LONG before other countries learned the art of cultivating silkworms, China was at work weaving fabrics of silk. Chinese historians claim that the origin of reeling silk and putting it to use was discovered by a woman, Se-Ling-She, wife of Hwang-te, third Emperor of China, and for that reason she has always been regarded by them as the “goddess of silkworms.” The date of this discovery is about 2640 B. C. For about two thousand years the Chinese kept secret their methods of reeling and weaving silk, but finally Japan, Persia, and India learned the art, Persia having for many centuries transported raw silk between China and the West. Very slowly grew the process of silk-weaving. Greece, Spain, and Sicily by degrees attained the knowledge. In A.. D. 550 it was introduced into Constantinople, and in 1148 silk manufacture was carried into Italy, and the cultivation of mulberry trees was enforced by law. The industry soon spread into the south of France, where it rapidly advanced.
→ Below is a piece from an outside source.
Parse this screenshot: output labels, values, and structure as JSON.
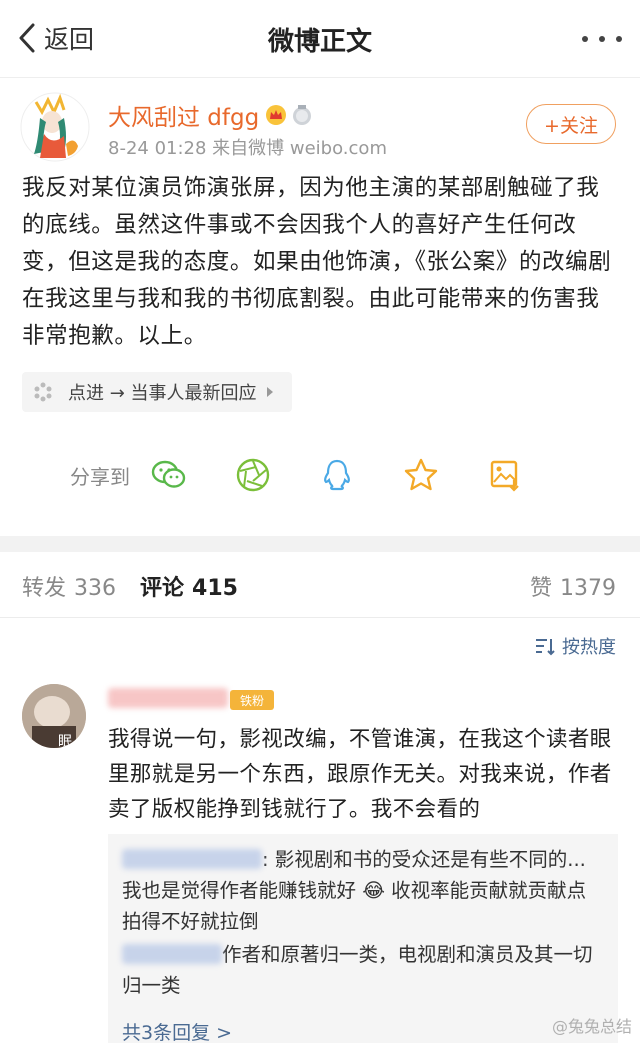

At the present day enormous quantities of silk are produced in various parts of the world. The principal countries are China, Japan, India, Southern Europe, and some parts of Persia and Asia Minor. During the Middle Ages and down to the seventeenth century, the province of Ghilan in Persia produced very fine silk and in large quantities. In all the countries and districts just mentioned, magnificent silk rugs have been woven for many centuries.
The silk rug when at its best is unsurpassed in beauty it is distinguished by its richness, exquisite coloring, and rare sheen. But silk rugs require the most luxurious surroundings : nothing looks so out of place as one of these costly fabrics of the loom in a poor setting. They are more suitable for decorative purposes and museums than for service; they should be used as hangings, not for floor coverings. An exquisite silk rug interwoven with pearls is hung before the famous Peacock Throne of the Shah at Teheran, Persia.
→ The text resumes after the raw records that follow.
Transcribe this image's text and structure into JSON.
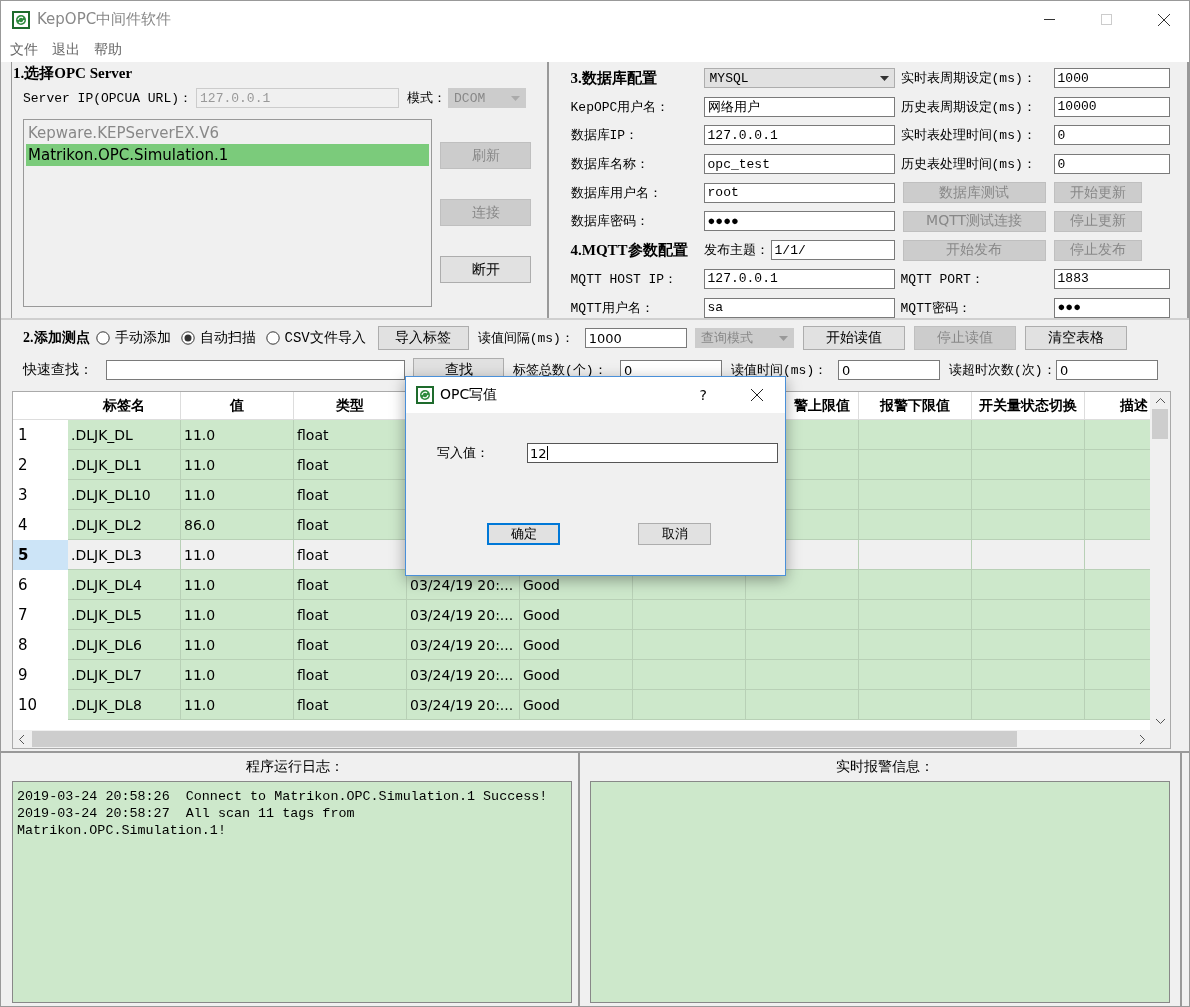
{
  "window": {
    "title": "KepOPC中间件软件"
  },
  "menu": [
    "文件",
    "退出",
    "帮助"
  ],
  "opc_server": {
    "heading": "1.选择OPC Server",
    "ip_label": "Server IP(OPCUA URL)：",
    "ip_value": "127.0.0.1",
    "ip_disabled": true,
    "mode_label": "模式：",
    "mode_value": "DCOM",
    "mode_disabled": true,
    "servers": [
      {
        "name": "Kepware.KEPServerEX.V6",
        "selected": false
      },
      {
        "name": "Matrikon.OPC.Simulation.1",
        "selected": true
      }
    ],
    "buttons": [
      {
        "label": "刷新",
        "disabled": true
      },
      {
        "label": "连接",
        "disabled": true
      },
      {
        "label": "断开",
        "disabled": false
      }
    ]
  },
  "config_rows": [
    {
      "cells": [
        {
          "kind": "heading",
          "text": "3.数据库配置"
        },
        {
          "kind": "select",
          "value": "MYSQL"
        },
        {
          "kind": "label",
          "text": "实时表周期设定(ms)："
        },
        {
          "kind": "field",
          "value": "1000"
        }
      ]
    },
    {
      "cells": [
        {
          "kind": "label",
          "text": "KepOPC用户名："
        },
        {
          "kind": "field",
          "value": "网络用户"
        },
        {
          "kind": "label",
          "text": "历史表周期设定(ms)："
        },
        {
          "kind": "field",
          "value": "10000"
        }
      ]
    },
    {
      "cells": [
        {
          "kind": "label",
          "text": "数据库IP："
        },
        {
          "kind": "field",
          "value": "127.0.0.1"
        },
        {
          "kind": "label",
          "text": "实时表处理时间(ms)："
        },
        {
          "kind": "field",
          "value": "0"
        }
      ]
    },
    {
      "cells": [
        {
          "kind": "label",
          "text": "数据库名称："
        },
        {
          "kind": "field",
          "value": "opc_test"
        },
        {
          "kind": "label",
          "text": "历史表处理时间(ms)："
        },
        {
          "kind": "field",
          "value": "0"
        }
      ]
    },
    {
      "cells": [
        {
          "kind": "label",
          "text": "数据库用户名："
        },
        {
          "kind": "field",
          "value": "root"
        },
        {
          "kind": "button",
          "text": "数据库测试",
          "disabled": true
        },
        {
          "kind": "button",
          "text": "开始更新",
          "disabled": true
        }
      ]
    },
    {
      "cells": [
        {
          "kind": "label",
          "text": "数据库密码："
        },
        {
          "kind": "field",
          "value": "●●●●"
        },
        {
          "kind": "button",
          "text": "MQTT测试连接",
          "disabled": true
        },
        {
          "kind": "button",
          "text": "停止更新",
          "disabled": true
        }
      ]
    },
    {
      "cells": [
        {
          "kind": "heading",
          "text": "4.MQTT参数配置"
        },
        {
          "kind": "labeled_field",
          "label": "发布主题：",
          "value": "1/1/"
        },
        {
          "kind": "button",
          "text": "开始发布",
          "disabled": true
        },
        {
          "kind": "button",
          "text": "停止发布",
          "disabled": true
        }
      ]
    },
    {
      "cells": [
        {
          "kind": "label",
          "text": "MQTT HOST IP："
        },
        {
          "kind": "field",
          "value": "127.0.0.1"
        },
        {
          "kind": "label",
          "text": "MQTT PORT："
        },
        {
          "kind": "field",
          "value": "1883"
        }
      ]
    },
    {
      "cells": [
        {
          "kind": "label",
          "text": "MQTT用户名："
        },
        {
          "kind": "field",
          "value": "sa"
        },
        {
          "kind": "label",
          "text": "MQTT密码："
        },
        {
          "kind": "field",
          "value": "●●●"
        }
      ]
    }
  ],
  "points": {
    "heading": "2.添加测点",
    "modes": [
      {
        "label": "手动添加",
        "selected": false
      },
      {
        "label": "自动扫描",
        "selected": true
      },
      {
        "label": "CSV文件导入",
        "selected": false
      }
    ],
    "import_button": "导入标签",
    "interval_label": "读值间隔(ms)：",
    "interval_value": "1000",
    "query_mode": {
      "value": "查询模式",
      "disabled": true
    },
    "buttons": [
      {
        "label": "开始读值",
        "disabled": false
      },
      {
        "label": "停止读值",
        "disabled": true
      },
      {
        "label": "清空表格",
        "disabled": false
      }
    ],
    "search_label": "快速查找：",
    "search_button": "查找",
    "stats": [
      {
        "label": "标签总数(个)：",
        "value": "0"
      },
      {
        "label": "读值时间(ms)：",
        "value": "0"
      },
      {
        "label": "读超时次数(次)：",
        "value": "0"
      }
    ]
  },
  "table": {
    "columns": [
      "标签名",
      "值",
      "类型",
      null,
      null,
      null,
      "警上限值",
      "报警下限值",
      "开关量状态切换",
      "描述"
    ],
    "rows": [
      {
        "index": "1",
        "cells": [
          ".DLJK_DL",
          "11.0",
          "float"
        ],
        "selected": false
      },
      {
        "index": "2",
        "cells": [
          ".DLJK_DL1",
          "11.0",
          "float"
        ],
        "selected": false
      },
      {
        "index": "3",
        "cells": [
          ".DLJK_DL10",
          "11.0",
          "float"
        ],
        "selected": false
      },
      {
        "index": "4",
        "cells": [
          ".DLJK_DL2",
          "86.0",
          "float"
        ],
        "selected": false
      },
      {
        "index": "5",
        "cells": [
          ".DLJK_DL3",
          "11.0",
          "float"
        ],
        "selected": true
      },
      {
        "index": "6",
        "cells": [
          ".DLJK_DL4",
          "11.0",
          "float",
          "03/24/19 20:...",
          "Good"
        ],
        "selected": false
      },
      {
        "index": "7",
        "cells": [
          ".DLJK_DL5",
          "11.0",
          "float",
          "03/24/19 20:...",
          "Good"
        ],
        "selected": false
      },
      {
        "index": "8",
        "cells": [
          ".DLJK_DL6",
          "11.0",
          "float",
          "03/24/19 20:...",
          "Good"
        ],
        "selected": false
      },
      {
        "index": "9",
        "cells": [
          ".DLJK_DL7",
          "11.0",
          "float",
          "03/24/19 20:...",
          "Good"
        ],
        "selected": false
      },
      {
        "index": "10",
        "cells": [
          ".DLJK_DL8",
          "11.0",
          "float",
          "03/24/19 20:...",
          "Good"
        ],
        "selected": false
      }
    ]
  },
  "log": {
    "title": "程序运行日志：",
    "entries": [
      "2019-03-24 20:58:26  Connect to Matrikon.OPC.Simulation.1 Success!",
      "2019-03-24 20:58:27  All scan 11 tags from Matrikon.OPC.Simulation.1!"
    ]
  },
  "alarms": {
    "title": "实时报警信息："
  },
  "dialog": {
    "title": "OPC写值",
    "help": "?",
    "field_label": "写入值：",
    "field_value": "12",
    "buttons": [
      {
        "label": "确定",
        "default": true
      },
      {
        "label": "取消",
        "default": false
      }
    ]
  }
}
The most magnificent silk rugs have been woven in China, and these are interesting from every point of view, especially as regards history, color, and texture. The silk rugs of Khotan are remarkable for their beauty and fineness; on important occasions of state and ceremony the Chinese place them upon the table. Silk carpets of special beauty worked with gold threads are made in Pekin for the Imperial Palace, although many of this kind found at the Court are said to be of Central Asiatic origin.
In making silk rugs, the greatest care is necessary in the shading. Sometimes the shading of woollen rugs is made more effective by the addition of silk..
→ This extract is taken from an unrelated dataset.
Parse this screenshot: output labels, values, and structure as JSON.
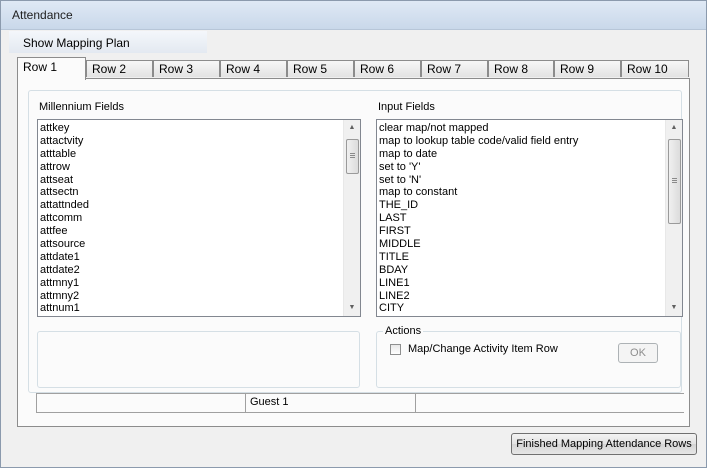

As the demand for silk rugs is comparatively small, they are seldom woven on speculation. When made to order in Persia, they cost from ten dollars to fifteen dollars per square foot; thus the usual price of a silk rug of Persian make is from two hundred dollars up to thousands of dollars. Those made in Turkey can be bought much cheaper.
The Turkoman silk rugs are generally twice the size of the usual sheep’s wool or camel’s ,hair rugs. They are very fine, and often two hundred dollars is paid for a rug of this kind eight feet square.
Rugs made of raw silk are exported from Samarkand, and silk rugs of old Persian designs are copied and woven at Caesarea. Some weavers of the modern silk rug, however, do not have recourse to established designs ; they give play to their imagination, as do the weavers of wool rugs. Other weavers copy chiefly designs from chintz, and still others work from designs introduced from Europe.
Mrs. Bishop tells us that silk produced at Resht is brought to Kashan to be spun and dyed. Then it is sent to Sultanabad to be woven into rugs. It is next returned to Resht to have the pile cut by the sharp instruments used for cutting the velvet pile. After the rugs are finished, they are sent to Teheran to be sold.
( Originally Published Late 1900’s )